Instructions for the task:
Output all the entries below. Each must match exactly.

Records for this exercise:
*-*-*
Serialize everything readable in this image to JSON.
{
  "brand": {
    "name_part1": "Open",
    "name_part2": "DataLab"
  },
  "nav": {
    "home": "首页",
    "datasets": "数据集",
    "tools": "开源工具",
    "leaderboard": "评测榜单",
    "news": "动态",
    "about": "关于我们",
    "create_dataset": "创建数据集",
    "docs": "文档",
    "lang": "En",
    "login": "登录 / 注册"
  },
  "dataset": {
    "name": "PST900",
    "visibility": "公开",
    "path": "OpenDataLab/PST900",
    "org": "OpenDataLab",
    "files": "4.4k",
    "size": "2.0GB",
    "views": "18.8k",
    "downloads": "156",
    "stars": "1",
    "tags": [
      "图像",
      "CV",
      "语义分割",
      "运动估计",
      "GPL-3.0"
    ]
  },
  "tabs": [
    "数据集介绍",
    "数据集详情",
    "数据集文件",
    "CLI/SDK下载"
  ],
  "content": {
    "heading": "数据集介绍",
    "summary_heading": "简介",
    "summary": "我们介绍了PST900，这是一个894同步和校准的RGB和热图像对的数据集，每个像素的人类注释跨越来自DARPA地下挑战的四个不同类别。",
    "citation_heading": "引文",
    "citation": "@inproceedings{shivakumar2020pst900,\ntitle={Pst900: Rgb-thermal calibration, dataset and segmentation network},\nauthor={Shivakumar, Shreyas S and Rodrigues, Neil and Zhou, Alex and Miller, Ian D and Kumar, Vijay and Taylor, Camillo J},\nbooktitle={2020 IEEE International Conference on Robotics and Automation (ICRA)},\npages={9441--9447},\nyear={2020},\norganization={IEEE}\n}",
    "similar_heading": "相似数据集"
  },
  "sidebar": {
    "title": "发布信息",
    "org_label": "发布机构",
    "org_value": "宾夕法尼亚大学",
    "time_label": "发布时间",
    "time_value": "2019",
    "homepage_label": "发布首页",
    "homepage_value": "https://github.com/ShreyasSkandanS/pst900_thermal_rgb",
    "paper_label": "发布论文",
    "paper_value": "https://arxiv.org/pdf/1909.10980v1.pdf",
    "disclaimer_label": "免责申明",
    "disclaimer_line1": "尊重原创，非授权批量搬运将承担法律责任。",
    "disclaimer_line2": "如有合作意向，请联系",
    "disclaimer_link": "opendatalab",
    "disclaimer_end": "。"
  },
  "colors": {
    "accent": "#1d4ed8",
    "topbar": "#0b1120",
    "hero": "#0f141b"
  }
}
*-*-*
Finished task:
Serialize everything readable in this image to JSON.
{
  "brand": {
    "name_part1": "Open",
    "name_part2": "DataLab"
  },
  "nav": {
    "home": "首页",
    "datasets": "数据集",
    "tools": "开源工具",
    "leaderboard": "评测榜单",
    "news": "动态",
    "about": "关于我们",
    "create_dataset": "创建数据集",
    "docs": "文档",
    "lang": "En",
    "login": "登录 / 注册"
  },
  "dataset": {
    "name": "PST900",
    "visibility": "公开",
    "path": "OpenDataLab/PST900",
    "org": "OpenDataLab",
    "files": "4.4k",
    "size": "2.0GB",
    "views": "18.8k",
    "downloads": "156",
    "stars": "1",
    "tags": [
      "图像",
      "CV",
      "语义分割",
      "运动估计",
      "GPL-3.0"
    ]
  },
  "tabs": [
    "数据集介绍",
    "数据集详情",
    "数据集文件",
    "CLI/SDK下载"
  ],
  "content": {
    "heading": "数据集介绍",
    "summary_heading": "简介",
    "summary": "我们介绍了PST900，这是一个894同步和校准的RGB和热图像对的数据集，每个像素的人类注释跨越来自DARPA地下挑战的四个不同类别。",
    "citation_heading": "引文",
    "citation": "@inproceedings{shivakumar2020pst900,\ntitle={Pst900: Rgb-thermal calibration, dataset and segmentation network},\nauthor={Shivakumar, Shreyas S and Rodrigues, Neil and Zhou, Alex and Miller, Ian D and Kumar, Vijay and Taylor, Camillo J},\nbooktitle={2020 IEEE International Conference on Robotics and Automation (ICRA)},\npages={9441--9447},\nyear={2020},\norganization={IEEE}\n}",
    "similar_heading": "相似数据集"
  },
  "sidebar": {
    "title": "发布信息",
    "org_label": "发布机构",
    "org_value": "宾夕法尼亚大学",
    "time_label": "发布时间",
    "time_value": "2019",
    "homepage_label": "发布首页",
    "homepage_value": "https://github.com/ShreyasSkandanS/pst900_thermal_rgb",
    "paper_label": "发布论文",
    "paper_value": "https://arxiv.org/pdf/1909.10980v1.pdf",
    "disclaimer_label": "免责申明",
    "disclaimer_line1": "尊重原创，非授权批量搬运将承担法律责任。",
    "disclaimer_line2": "如有合作意向，请联系",
    "disclaimer_link": "opendatalab",
    "disclaimer_end": "。"
  },
  "colors": {
    "accent": "#1d4ed8",
    "topbar": "#0b1120",
    "hero": "#0f141b"
  }
}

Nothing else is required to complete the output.